» Activity: Among the records below, find each line containing the word "name" and copy it.

(Stored dataset items)
◇ ◇ ◇ ◇ ◇ ◇ ◇

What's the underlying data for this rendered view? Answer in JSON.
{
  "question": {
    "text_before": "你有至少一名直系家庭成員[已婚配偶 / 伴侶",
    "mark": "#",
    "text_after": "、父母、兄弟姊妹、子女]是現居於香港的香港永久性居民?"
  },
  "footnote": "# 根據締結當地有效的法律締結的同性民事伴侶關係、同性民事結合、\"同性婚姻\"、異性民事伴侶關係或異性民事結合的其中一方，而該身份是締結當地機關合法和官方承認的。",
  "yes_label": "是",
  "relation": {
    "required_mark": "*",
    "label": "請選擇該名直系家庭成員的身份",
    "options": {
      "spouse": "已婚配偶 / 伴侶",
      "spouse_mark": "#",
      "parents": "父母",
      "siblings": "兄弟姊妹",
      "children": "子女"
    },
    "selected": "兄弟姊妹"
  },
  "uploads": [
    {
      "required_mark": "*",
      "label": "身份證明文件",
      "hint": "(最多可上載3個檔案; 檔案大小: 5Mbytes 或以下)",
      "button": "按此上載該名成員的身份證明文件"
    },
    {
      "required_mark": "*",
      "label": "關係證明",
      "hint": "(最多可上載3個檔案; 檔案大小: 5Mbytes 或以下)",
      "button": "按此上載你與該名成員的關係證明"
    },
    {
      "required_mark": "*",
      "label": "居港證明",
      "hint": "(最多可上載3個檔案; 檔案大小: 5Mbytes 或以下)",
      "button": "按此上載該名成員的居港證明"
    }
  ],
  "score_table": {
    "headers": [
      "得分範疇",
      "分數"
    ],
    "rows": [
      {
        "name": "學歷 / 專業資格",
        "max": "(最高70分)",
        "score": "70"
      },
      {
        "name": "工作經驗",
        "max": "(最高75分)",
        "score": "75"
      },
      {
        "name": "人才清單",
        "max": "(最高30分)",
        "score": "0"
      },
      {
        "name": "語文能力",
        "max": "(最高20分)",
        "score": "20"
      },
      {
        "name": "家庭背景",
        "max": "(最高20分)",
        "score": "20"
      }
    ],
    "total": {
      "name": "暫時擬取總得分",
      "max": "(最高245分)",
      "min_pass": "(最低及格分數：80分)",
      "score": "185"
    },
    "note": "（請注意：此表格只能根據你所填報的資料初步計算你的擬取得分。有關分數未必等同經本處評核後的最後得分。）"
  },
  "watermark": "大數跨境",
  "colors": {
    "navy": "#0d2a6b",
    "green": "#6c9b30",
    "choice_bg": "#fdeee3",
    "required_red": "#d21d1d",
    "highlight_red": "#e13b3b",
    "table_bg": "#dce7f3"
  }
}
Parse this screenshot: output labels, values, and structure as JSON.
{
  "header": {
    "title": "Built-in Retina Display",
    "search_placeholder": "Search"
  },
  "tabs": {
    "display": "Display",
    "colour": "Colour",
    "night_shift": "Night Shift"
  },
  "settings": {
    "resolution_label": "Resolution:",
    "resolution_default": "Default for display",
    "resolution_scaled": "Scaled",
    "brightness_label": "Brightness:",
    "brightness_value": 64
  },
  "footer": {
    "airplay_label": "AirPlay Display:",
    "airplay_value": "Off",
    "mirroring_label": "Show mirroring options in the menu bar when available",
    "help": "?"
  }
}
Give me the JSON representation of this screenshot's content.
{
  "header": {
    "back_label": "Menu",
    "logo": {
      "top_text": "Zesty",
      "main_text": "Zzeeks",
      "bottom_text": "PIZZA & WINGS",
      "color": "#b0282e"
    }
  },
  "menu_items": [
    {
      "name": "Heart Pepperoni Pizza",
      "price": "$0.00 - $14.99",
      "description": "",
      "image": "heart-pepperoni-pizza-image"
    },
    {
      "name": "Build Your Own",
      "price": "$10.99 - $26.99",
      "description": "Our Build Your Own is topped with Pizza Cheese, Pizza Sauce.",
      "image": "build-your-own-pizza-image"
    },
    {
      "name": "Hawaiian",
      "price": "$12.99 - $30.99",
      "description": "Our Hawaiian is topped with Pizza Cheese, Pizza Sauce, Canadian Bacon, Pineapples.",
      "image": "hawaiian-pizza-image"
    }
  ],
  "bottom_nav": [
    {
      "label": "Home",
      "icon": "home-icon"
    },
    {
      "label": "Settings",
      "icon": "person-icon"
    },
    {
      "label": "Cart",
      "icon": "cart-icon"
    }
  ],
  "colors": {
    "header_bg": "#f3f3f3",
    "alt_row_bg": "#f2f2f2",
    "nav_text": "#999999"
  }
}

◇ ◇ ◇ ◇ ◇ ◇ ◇

» Task solution:
        "name": "學歷 / 專業資格",
        "name": "工作經驗",
        "name": "人才清單",
        "name": "語文能力",
        "name": "家庭背景",
      "name": "暫時擬取總得分",
      "name": "Heart Pepperoni Pizza",
      "name": "Build Your Own",
      "name": "Hawaiian",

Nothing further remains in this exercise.